### [Directions for this task]
From the first entry to the last, copy the material exactly as it stands.

### [Data provided]
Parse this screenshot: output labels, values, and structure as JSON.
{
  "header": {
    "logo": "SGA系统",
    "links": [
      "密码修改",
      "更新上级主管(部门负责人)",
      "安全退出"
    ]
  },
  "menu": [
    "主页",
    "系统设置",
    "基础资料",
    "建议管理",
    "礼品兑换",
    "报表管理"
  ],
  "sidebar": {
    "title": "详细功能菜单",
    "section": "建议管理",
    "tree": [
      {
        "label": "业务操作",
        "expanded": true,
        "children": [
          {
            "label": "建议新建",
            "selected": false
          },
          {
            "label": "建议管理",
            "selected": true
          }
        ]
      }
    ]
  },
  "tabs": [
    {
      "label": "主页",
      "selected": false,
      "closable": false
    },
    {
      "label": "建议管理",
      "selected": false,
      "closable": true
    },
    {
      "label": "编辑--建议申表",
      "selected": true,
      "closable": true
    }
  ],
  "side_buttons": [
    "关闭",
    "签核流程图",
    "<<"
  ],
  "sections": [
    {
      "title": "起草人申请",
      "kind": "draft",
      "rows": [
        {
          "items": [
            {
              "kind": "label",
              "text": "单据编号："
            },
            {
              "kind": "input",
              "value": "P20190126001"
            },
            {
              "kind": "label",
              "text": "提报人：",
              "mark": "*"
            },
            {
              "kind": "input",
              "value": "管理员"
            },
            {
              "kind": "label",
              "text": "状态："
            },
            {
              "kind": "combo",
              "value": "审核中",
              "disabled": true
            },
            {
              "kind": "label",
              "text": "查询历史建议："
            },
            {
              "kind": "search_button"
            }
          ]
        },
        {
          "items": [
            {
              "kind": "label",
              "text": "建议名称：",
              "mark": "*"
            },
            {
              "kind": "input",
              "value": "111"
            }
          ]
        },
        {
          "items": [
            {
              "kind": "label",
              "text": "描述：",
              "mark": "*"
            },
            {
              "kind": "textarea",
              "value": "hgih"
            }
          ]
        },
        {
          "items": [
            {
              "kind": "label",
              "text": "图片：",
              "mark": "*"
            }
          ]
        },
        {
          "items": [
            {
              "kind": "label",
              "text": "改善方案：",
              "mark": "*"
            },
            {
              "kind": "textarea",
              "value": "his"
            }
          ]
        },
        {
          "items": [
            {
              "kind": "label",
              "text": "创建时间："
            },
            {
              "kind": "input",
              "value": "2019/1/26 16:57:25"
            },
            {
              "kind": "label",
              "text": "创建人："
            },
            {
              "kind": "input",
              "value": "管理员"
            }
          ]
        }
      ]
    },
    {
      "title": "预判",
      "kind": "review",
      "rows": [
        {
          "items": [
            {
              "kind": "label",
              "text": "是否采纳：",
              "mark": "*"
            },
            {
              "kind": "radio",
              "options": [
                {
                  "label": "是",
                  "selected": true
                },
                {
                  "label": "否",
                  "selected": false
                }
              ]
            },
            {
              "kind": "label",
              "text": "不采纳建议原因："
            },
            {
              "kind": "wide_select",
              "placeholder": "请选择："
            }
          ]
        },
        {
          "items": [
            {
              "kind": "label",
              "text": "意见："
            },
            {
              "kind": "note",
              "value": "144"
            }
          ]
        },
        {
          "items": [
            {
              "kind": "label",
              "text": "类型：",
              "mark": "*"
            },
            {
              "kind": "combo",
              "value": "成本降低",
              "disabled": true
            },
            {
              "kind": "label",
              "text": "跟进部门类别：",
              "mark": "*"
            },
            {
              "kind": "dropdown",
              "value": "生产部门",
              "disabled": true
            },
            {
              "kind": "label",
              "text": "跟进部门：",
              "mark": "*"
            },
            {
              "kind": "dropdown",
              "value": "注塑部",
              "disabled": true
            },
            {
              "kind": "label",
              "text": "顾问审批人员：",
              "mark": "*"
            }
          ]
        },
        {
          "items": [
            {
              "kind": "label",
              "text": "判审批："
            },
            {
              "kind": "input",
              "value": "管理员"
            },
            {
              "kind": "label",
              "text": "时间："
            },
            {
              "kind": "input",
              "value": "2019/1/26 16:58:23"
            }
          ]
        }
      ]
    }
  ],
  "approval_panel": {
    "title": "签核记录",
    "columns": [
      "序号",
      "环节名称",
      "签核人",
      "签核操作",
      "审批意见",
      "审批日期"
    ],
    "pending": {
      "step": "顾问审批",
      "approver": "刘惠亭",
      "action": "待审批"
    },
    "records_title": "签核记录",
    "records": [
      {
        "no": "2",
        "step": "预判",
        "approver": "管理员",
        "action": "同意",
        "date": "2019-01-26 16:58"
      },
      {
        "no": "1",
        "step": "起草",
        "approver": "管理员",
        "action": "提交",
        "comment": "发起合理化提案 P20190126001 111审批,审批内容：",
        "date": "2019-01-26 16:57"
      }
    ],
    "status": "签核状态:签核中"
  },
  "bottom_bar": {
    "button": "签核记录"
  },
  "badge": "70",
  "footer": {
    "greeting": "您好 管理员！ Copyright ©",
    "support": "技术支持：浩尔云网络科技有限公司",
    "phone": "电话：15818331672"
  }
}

### [Problem solution]
Parse this screenshot: output labels, values, and structure as JSON.
{
  "header": {
    "logo": "SGA系统",
    "links": [
      "密码修改",
      "更新上级主管(部门负责人)",
      "安全退出"
    ]
  },
  "menu": [
    "主页",
    "系统设置",
    "基础资料",
    "建议管理",
    "礼品兑换",
    "报表管理"
  ],
  "sidebar": {
    "title": "详细功能菜单",
    "section": "建议管理",
    "tree": [
      {
        "label": "业务操作",
        "expanded": true,
        "children": [
          {
            "label": "建议新建",
            "selected": false
          },
          {
            "label": "建议管理",
            "selected": true
          }
        ]
      }
    ]
  },
  "tabs": [
    {
      "label": "主页",
      "selected": false,
      "closable": false
    },
    {
      "label": "建议管理",
      "selected": false,
      "closable": true
    },
    {
      "label": "编辑--建议申表",
      "selected": true,
      "closable": true
    }
  ],
  "side_buttons": [
    "关闭",
    "签核流程图",
    "<<"
  ],
  "sections": [
    {
      "title": "起草人申请",
      "kind": "draft",
      "rows": [
        {
          "items": [
            {
              "kind": "label",
              "text": "单据编号："
            },
            {
              "kind": "input",
              "value": "P20190126001"
            },
            {
              "kind": "label",
              "text": "提报人：",
              "mark": "*"
            },
            {
              "kind": "input",
              "value": "管理员"
            },
            {
              "kind": "label",
              "text": "状态："
            },
            {
              "kind": "combo",
              "value": "审核中",
              "disabled": true
            },
            {
              "kind": "label",
              "text": "查询历史建议："
            },
            {
              "kind": "search_button"
            }
          ]
        },
        {
          "items": [
            {
              "kind": "label",
              "text": "建议名称：",
              "mark": "*"
            },
            {
              "kind": "input",
              "value": "111"
            }
          ]
        },
        {
          "items": [
            {
              "kind": "label",
              "text": "描述：",
              "mark": "*"
            },
            {
              "kind": "textarea",
              "value": "hgih"
            }
          ]
        },
        {
          "items": [
            {
              "kind": "label",
              "text": "图片：",
              "mark": "*"
            }
          ]
        },
        {
          "items": [
            {
              "kind": "label",
              "text": "改善方案：",
              "mark": "*"
            },
            {
              "kind": "textarea",
              "value": "his"
            }
          ]
        },
        {
          "items": [
            {
              "kind": "label",
              "text": "创建时间："
            },
            {
              "kind": "input",
              "value": "2019/1/26 16:57:25"
            },
            {
              "kind": "label",
              "text": "创建人："
            },
            {
              "kind": "input",
              "value": "管理员"
            }
          ]
        }
      ]
    },
    {
      "title": "预判",
      "kind": "review",
      "rows": [
        {
          "items": [
            {
              "kind": "label",
              "text": "是否采纳：",
              "mark": "*"
            },
            {
              "kind": "radio",
              "options": [
                {
                  "label": "是",
                  "selected": true
                },
                {
                  "label": "否",
                  "selected": false
                }
              ]
            },
            {
              "kind": "label",
              "text": "不采纳建议原因："
            },
            {
              "kind": "wide_select",
              "placeholder": "请选择："
            }
          ]
        },
        {
          "items": [
            {
              "kind": "label",
              "text": "意见："
            },
            {
              "kind": "note",
              "value": "144"
            }
          ]
        },
        {
          "items": [
            {
              "kind": "label",
              "text": "类型：",
              "mark": "*"
            },
            {
              "kind": "combo",
              "value": "成本降低",
              "disabled": true
            },
            {
              "kind": "label",
              "text": "跟进部门类别：",
              "mark": "*"
            },
            {
              "kind": "dropdown",
              "value": "生产部门",
              "disabled": true
            },
            {
              "kind": "label",
              "text": "跟进部门：",
              "mark": "*"
            },
            {
              "kind": "dropdown",
              "value": "注塑部",
              "disabled": true
            },
            {
              "kind": "label",
              "text": "顾问审批人员：",
              "mark": "*"
            }
          ]
        },
        {
          "items": [
            {
              "kind": "label",
              "text": "判审批："
            },
            {
              "kind": "input",
              "value": "管理员"
            },
            {
              "kind": "label",
              "text": "时间："
            },
            {
              "kind": "input",
              "value": "2019/1/26 16:58:23"
            }
          ]
        }
      ]
    }
  ],
  "approval_panel": {
    "title": "签核记录",
    "columns": [
      "序号",
      "环节名称",
      "签核人",
      "签核操作",
      "审批意见",
      "审批日期"
    ],
    "pending": {
      "step": "顾问审批",
      "approver": "刘惠亭",
      "action": "待审批"
    },
    "records_title": "签核记录",
    "records": [
      {
        "no": "2",
        "step": "预判",
        "approver": "管理员",
        "action": "同意",
        "date": "2019-01-26 16:58"
      },
      {
        "no": "1",
        "step": "起草",
        "approver": "管理员",
        "action": "提交",
        "comment": "发起合理化提案 P20190126001 111审批,审批内容：",
        "date": "2019-01-26 16:57"
      }
    ],
    "status": "签核状态:签核中"
  },
  "bottom_bar": {
    "button": "签核记录"
  },
  "badge": "70",
  "footer": {
    "greeting": "您好 管理员！ Copyright ©",
    "support": "技术支持：浩尔云网络科技有限公司",
    "phone": "电话：15818331672"
  }
}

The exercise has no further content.